The move proved crucial to Sainz's triumph and left Leclerc a relative sitting duck as he was eventually only able to finish fourth.
Leclerc was unhappy with the choices made by the strategists and after the race was seen being spoken to by team principal Mattia Binotto.
There had also been rumours that Leclerc's side of the garage did not join in with Sainz's celebrations.
But asked how Ferrari's debrief unfolded and whether there was a threat to the team spirit between the two drivers, Sainz explained: "It was a relatively short briefing because we had to leave to the airport and take the group picture.
"I think that Charles had the anti-doping control so we couldn't share the briefing together.
"Like always, he behaved like a gentleman, as he is, and the briefing was normal, like the way it should go.
"The way it goes when I have a bad race is also a normal briefing and the way it goes when he has a bad race is a normal briefing.
"It is one of the strong points we have as team-mates and we have as drivers and as the team spirit, we have at Ferrari.
"These things are always under control."
Sainz insists going against Ferrari was correct move
At the end of the safety car intervention, Sainz was instructed to drop to the maximum permitted 10 car lengths behind Leclerc in order to act as a buffer.
But Sainz stayed right with his team-mate and made the move for the lead after just four corners of the first green-flag lap.
On whether he believes the correct call was made, Sainz said: "Well, Ferrari won, I won, so for sure, it was not the wrong decision.
"At that time in the car, I perfectly knew what I had to do to not put Charles in a compromised position but also give Ferrari a race win. That is what the team cares most about.
"Everything I did was sensible. I didn't put Charles at unnecessary risk or pressure while knowing I was going to overtake him fairly easily on the softs.
"I won the race for Ferrari and it was a good outcome in the end.

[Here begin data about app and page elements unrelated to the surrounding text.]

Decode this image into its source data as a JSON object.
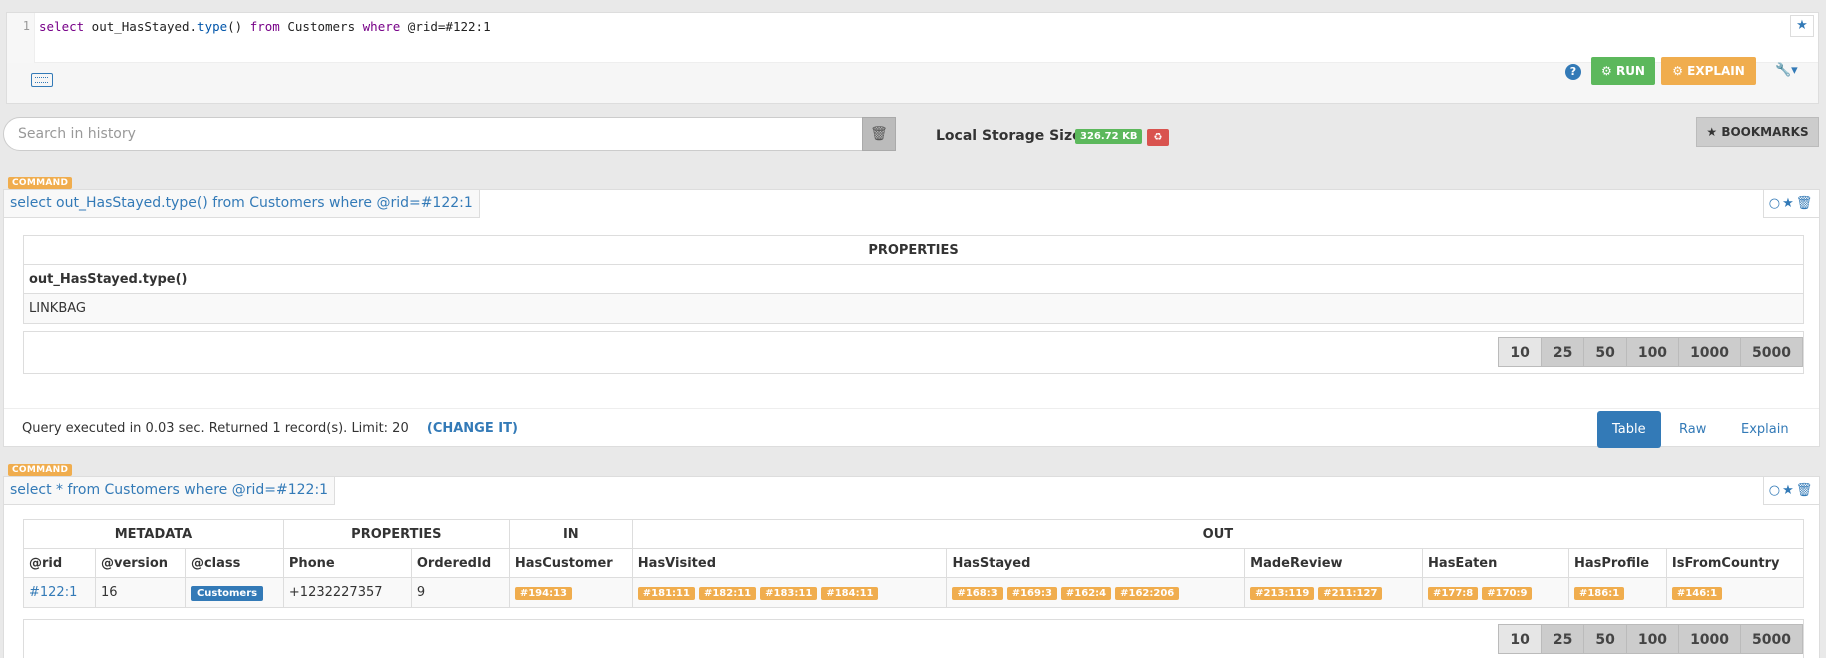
{
  "editor": {
    "line_number": "1",
    "query_tokens": [
      {
        "t": "select",
        "c": "kw"
      },
      {
        "t": " out_HasStayed.",
        "c": ""
      },
      {
        "t": "type",
        "c": "fn"
      },
      {
        "t": "() ",
        "c": ""
      },
      {
        "t": "from",
        "c": "kw"
      },
      {
        "t": " Customers ",
        "c": ""
      },
      {
        "t": "where",
        "c": "kw"
      },
      {
        "t": " @rid=#122:1",
        "c": ""
      }
    ],
    "help_label": "?",
    "run_label": "⚙ RUN",
    "explain_label": "⚙ EXPLAIN",
    "settings_label": "🔧▾",
    "star_icon": "★"
  },
  "history": {
    "search_placeholder": "Search in history",
    "trash_icon": "🗑",
    "storage_label": "Local Storage Size",
    "storage_size": "326.72 KB",
    "storage_clear_icon": "♻",
    "bookmarks_label": "★ BOOKMARKS"
  },
  "commands": [
    {
      "badge": "COMMAND",
      "query": "select out_HasStayed.type() from Customers where @rid=#122:1",
      "icons": "○★🗑",
      "table_group": "PROPERTIES",
      "columns": [
        "out_HasStayed.type()"
      ],
      "rows": [
        [
          "LINKBAG"
        ]
      ],
      "pages": [
        "10",
        "25",
        "50",
        "100",
        "1000",
        "5000"
      ],
      "footer_text": "Query executed in 0.03 sec. Returned 1 record(s). Limit: 20",
      "change_label": "(CHANGE IT)",
      "view_tabs": [
        "Table",
        "Raw",
        "Explain"
      ]
    },
    {
      "badge": "COMMAND",
      "query": "select * from Customers where @rid=#122:1",
      "icons": "○★🗑",
      "groups": [
        "METADATA",
        "PROPERTIES",
        "IN",
        "OUT"
      ],
      "columns": [
        "@rid",
        "@version",
        "@class",
        "Phone",
        "OrderedId",
        "HasCustomer",
        "HasVisited",
        "HasStayed",
        "MadeReview",
        "HasEaten",
        "HasProfile",
        "IsFromCountry"
      ],
      "row": {
        "rid": "#122:1",
        "version": "16",
        "class": "Customers",
        "phone": "+1232227357",
        "ordered_id": "9",
        "has_customer": [
          "#194:13"
        ],
        "has_visited": [
          "#181:11",
          "#182:11",
          "#183:11",
          "#184:11"
        ],
        "has_stayed": [
          "#168:3",
          "#169:3",
          "#162:4",
          "#162:206"
        ],
        "made_review": [
          "#213:119",
          "#211:127"
        ],
        "has_eaten": [
          "#177:8",
          "#170:9"
        ],
        "has_profile": [
          "#186:1"
        ],
        "is_from_country": [
          "#146:1"
        ]
      },
      "pages": [
        "10",
        "25",
        "50",
        "100",
        "1000",
        "5000"
      ]
    }
  ]
}
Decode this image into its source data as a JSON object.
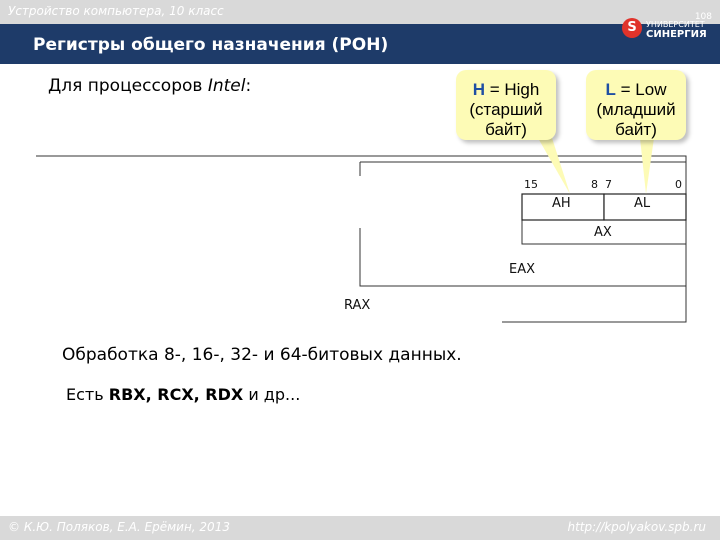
{
  "header": {
    "course": "Устройство компьютера, 10 класс",
    "page_number": "108",
    "title": "Регистры общего назначения (РОН)",
    "logo_line1": "УНИВЕРСИТЕТ",
    "logo_line2": "СИНЕРГИЯ",
    "logo_mark": "S"
  },
  "intro": {
    "text": "Для процессоров ",
    "processor": "Intel",
    "colon": ":"
  },
  "callouts": [
    {
      "key": "H",
      "rest": " = High",
      "line2": "(старший",
      "line3": "байт)"
    },
    {
      "key": "L",
      "rest": " = Low",
      "line2": "(младший",
      "line3": "байт)"
    }
  ],
  "register_diagram": {
    "bits": [
      "15",
      "8",
      "7",
      "0"
    ],
    "ah": "AH",
    "al": "AL",
    "ax": "AX",
    "eax": "EAX",
    "rax": "RAX"
  },
  "body": {
    "line1": "Обработка 8-, 16-, 32- и 64-битовых данных.",
    "line2_prefix": "Есть ",
    "line2_bold": "RBX, RCX, RDX",
    "line2_suffix": " и др..."
  },
  "footer": {
    "copyright": "© К.Ю. Поляков, Е.А. Ерёмин, 2013",
    "site": "http://kpolyakov.spb.ru"
  },
  "colors": {
    "title_bar": "#1e3b69",
    "footer_bar": "#d9d9d9",
    "callout_fill": "#fdfbb6",
    "callout_key": "#1f4fa3",
    "logo_red": "#e0332b"
  }
}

"I would have done the same again and the team understood my position, which is why they didn't call again for the 10 car lengths because they knew what I had argued during the radio comment was also totally valid."